## ENTRIES PROVIDED:
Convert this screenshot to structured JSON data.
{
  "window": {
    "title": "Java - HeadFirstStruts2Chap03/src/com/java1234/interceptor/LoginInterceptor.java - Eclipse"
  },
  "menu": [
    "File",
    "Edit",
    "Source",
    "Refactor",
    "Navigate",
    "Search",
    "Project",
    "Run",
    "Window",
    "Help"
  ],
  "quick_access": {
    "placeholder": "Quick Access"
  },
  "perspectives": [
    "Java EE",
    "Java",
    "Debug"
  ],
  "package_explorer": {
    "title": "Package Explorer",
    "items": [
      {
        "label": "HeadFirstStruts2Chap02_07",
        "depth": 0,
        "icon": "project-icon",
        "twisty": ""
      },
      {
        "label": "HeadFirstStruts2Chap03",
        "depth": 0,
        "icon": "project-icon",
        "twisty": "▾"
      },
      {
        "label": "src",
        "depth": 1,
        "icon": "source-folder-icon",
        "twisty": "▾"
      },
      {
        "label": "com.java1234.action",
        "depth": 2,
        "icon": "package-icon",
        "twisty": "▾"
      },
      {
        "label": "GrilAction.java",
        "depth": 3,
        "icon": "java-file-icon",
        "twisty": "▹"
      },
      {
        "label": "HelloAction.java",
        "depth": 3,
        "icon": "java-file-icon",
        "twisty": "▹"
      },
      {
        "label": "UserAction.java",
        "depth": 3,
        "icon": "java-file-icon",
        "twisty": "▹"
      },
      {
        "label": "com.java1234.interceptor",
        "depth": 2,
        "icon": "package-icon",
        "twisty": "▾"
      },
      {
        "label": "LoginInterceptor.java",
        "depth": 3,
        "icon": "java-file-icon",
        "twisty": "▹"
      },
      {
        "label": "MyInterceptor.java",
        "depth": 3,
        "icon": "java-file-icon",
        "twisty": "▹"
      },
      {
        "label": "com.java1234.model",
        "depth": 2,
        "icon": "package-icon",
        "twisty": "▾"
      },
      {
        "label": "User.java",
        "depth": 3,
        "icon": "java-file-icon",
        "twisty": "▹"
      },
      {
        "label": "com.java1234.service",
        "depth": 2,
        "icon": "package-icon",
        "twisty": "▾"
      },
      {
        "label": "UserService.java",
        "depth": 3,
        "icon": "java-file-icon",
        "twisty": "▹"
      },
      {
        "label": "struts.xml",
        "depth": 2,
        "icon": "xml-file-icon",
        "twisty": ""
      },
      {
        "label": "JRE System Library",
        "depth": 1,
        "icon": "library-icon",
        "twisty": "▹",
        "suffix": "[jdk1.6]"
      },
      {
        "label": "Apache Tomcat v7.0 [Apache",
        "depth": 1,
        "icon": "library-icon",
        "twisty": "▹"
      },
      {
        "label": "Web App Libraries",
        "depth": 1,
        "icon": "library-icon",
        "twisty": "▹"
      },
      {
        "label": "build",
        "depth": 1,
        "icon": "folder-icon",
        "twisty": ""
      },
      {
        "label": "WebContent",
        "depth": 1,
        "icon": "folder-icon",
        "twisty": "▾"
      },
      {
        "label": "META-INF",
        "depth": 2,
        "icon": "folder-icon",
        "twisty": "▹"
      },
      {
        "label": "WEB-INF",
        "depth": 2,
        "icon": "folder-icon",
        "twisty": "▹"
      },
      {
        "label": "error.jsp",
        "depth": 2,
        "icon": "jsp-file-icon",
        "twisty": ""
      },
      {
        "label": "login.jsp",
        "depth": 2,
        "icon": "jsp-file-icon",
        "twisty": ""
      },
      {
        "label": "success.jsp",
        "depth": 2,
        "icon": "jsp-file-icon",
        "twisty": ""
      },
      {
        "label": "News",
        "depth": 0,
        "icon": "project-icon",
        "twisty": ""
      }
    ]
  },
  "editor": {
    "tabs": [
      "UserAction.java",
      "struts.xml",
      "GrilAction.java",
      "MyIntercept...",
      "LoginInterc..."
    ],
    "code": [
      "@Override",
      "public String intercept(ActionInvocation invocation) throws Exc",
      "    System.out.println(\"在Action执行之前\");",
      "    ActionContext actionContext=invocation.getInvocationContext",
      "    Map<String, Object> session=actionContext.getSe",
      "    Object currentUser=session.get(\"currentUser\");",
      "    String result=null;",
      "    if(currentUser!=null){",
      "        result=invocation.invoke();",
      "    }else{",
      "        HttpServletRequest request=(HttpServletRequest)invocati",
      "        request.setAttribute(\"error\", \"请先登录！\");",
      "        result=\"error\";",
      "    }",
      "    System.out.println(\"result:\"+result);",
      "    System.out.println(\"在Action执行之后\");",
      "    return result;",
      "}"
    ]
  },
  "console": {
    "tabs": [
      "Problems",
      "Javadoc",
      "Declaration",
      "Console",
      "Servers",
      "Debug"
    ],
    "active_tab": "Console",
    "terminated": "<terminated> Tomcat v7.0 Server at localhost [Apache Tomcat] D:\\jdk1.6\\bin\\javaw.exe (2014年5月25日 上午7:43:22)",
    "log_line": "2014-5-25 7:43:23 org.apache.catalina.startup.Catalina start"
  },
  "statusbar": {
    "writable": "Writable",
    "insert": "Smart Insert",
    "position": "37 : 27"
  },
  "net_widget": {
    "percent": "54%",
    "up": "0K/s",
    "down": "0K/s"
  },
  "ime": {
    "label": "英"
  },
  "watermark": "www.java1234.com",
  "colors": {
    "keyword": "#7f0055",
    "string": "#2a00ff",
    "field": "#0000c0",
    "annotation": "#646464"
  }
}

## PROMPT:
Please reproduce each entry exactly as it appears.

## SOLUTION BELOW:
Convert this screenshot to structured JSON data.
{
  "window": {
    "title": "Java - HeadFirstStruts2Chap03/src/com/java1234/interceptor/LoginInterceptor.java - Eclipse"
  },
  "menu": [
    "File",
    "Edit",
    "Source",
    "Refactor",
    "Navigate",
    "Search",
    "Project",
    "Run",
    "Window",
    "Help"
  ],
  "quick_access": {
    "placeholder": "Quick Access"
  },
  "perspectives": [
    "Java EE",
    "Java",
    "Debug"
  ],
  "package_explorer": {
    "title": "Package Explorer",
    "items": [
      {
        "label": "HeadFirstStruts2Chap02_07",
        "depth": 0,
        "icon": "project-icon",
        "twisty": ""
      },
      {
        "label": "HeadFirstStruts2Chap03",
        "depth": 0,
        "icon": "project-icon",
        "twisty": "▾"
      },
      {
        "label": "src",
        "depth": 1,
        "icon": "source-folder-icon",
        "twisty": "▾"
      },
      {
        "label": "com.java1234.action",
        "depth": 2,
        "icon": "package-icon",
        "twisty": "▾"
      },
      {
        "label": "GrilAction.java",
        "depth": 3,
        "icon": "java-file-icon",
        "twisty": "▹"
      },
      {
        "label": "HelloAction.java",
        "depth": 3,
        "icon": "java-file-icon",
        "twisty": "▹"
      },
      {
        "label": "UserAction.java",
        "depth": 3,
        "icon": "java-file-icon",
        "twisty": "▹"
      },
      {
        "label": "com.java1234.interceptor",
        "depth": 2,
        "icon": "package-icon",
        "twisty": "▾"
      },
      {
        "label": "LoginInterceptor.java",
        "depth": 3,
        "icon": "java-file-icon",
        "twisty": "▹"
      },
      {
        "label": "MyInterceptor.java",
        "depth": 3,
        "icon": "java-file-icon",
        "twisty": "▹"
      },
      {
        "label": "com.java1234.model",
        "depth": 2,
        "icon": "package-icon",
        "twisty": "▾"
      },
      {
        "label": "User.java",
        "depth": 3,
        "icon": "java-file-icon",
        "twisty": "▹"
      },
      {
        "label": "com.java1234.service",
        "depth": 2,
        "icon": "package-icon",
        "twisty": "▾"
      },
      {
        "label": "UserService.java",
        "depth": 3,
        "icon": "java-file-icon",
        "twisty": "▹"
      },
      {
        "label": "struts.xml",
        "depth": 2,
        "icon": "xml-file-icon",
        "twisty": ""
      },
      {
        "label": "JRE System Library",
        "depth": 1,
        "icon": "library-icon",
        "twisty": "▹",
        "suffix": "[jdk1.6]"
      },
      {
        "label": "Apache Tomcat v7.0 [Apache",
        "depth": 1,
        "icon": "library-icon",
        "twisty": "▹"
      },
      {
        "label": "Web App Libraries",
        "depth": 1,
        "icon": "library-icon",
        "twisty": "▹"
      },
      {
        "label": "build",
        "depth": 1,
        "icon": "folder-icon",
        "twisty": ""
      },
      {
        "label": "WebContent",
        "depth": 1,
        "icon": "folder-icon",
        "twisty": "▾"
      },
      {
        "label": "META-INF",
        "depth": 2,
        "icon": "folder-icon",
        "twisty": "▹"
      },
      {
        "label": "WEB-INF",
        "depth": 2,
        "icon": "folder-icon",
        "twisty": "▹"
      },
      {
        "label": "error.jsp",
        "depth": 2,
        "icon": "jsp-file-icon",
        "twisty": ""
      },
      {
        "label": "login.jsp",
        "depth": 2,
        "icon": "jsp-file-icon",
        "twisty": ""
      },
      {
        "label": "success.jsp",
        "depth": 2,
        "icon": "jsp-file-icon",
        "twisty": ""
      },
      {
        "label": "News",
        "depth": 0,
        "icon": "project-icon",
        "twisty": ""
      }
    ]
  },
  "editor": {
    "tabs": [
      "UserAction.java",
      "struts.xml",
      "GrilAction.java",
      "MyIntercept...",
      "LoginInterc..."
    ],
    "code": [
      "@Override",
      "public String intercept(ActionInvocation invocation) throws Exc",
      "    System.out.println(\"在Action执行之前\");",
      "    ActionContext actionContext=invocation.getInvocationContext",
      "    Map<String, Object> session=actionContext.getSe",
      "    Object currentUser=session.get(\"currentUser\");",
      "    String result=null;",
      "    if(currentUser!=null){",
      "        result=invocation.invoke();",
      "    }else{",
      "        HttpServletRequest request=(HttpServletRequest)invocati",
      "        request.setAttribute(\"error\", \"请先登录！\");",
      "        result=\"error\";",
      "    }",
      "    System.out.println(\"result:\"+result);",
      "    System.out.println(\"在Action执行之后\");",
      "    return result;",
      "}"
    ]
  },
  "console": {
    "tabs": [
      "Problems",
      "Javadoc",
      "Declaration",
      "Console",
      "Servers",
      "Debug"
    ],
    "active_tab": "Console",
    "terminated": "<terminated> Tomcat v7.0 Server at localhost [Apache Tomcat] D:\\jdk1.6\\bin\\javaw.exe (2014年5月25日 上午7:43:22)",
    "log_line": "2014-5-25 7:43:23 org.apache.catalina.startup.Catalina start"
  },
  "statusbar": {
    "writable": "Writable",
    "insert": "Smart Insert",
    "position": "37 : 27"
  },
  "net_widget": {
    "percent": "54%",
    "up": "0K/s",
    "down": "0K/s"
  },
  "ime": {
    "label": "英"
  },
  "watermark": "www.java1234.com",
  "colors": {
    "keyword": "#7f0055",
    "string": "#2a00ff",
    "field": "#0000c0",
    "annotation": "#646464"
  }
}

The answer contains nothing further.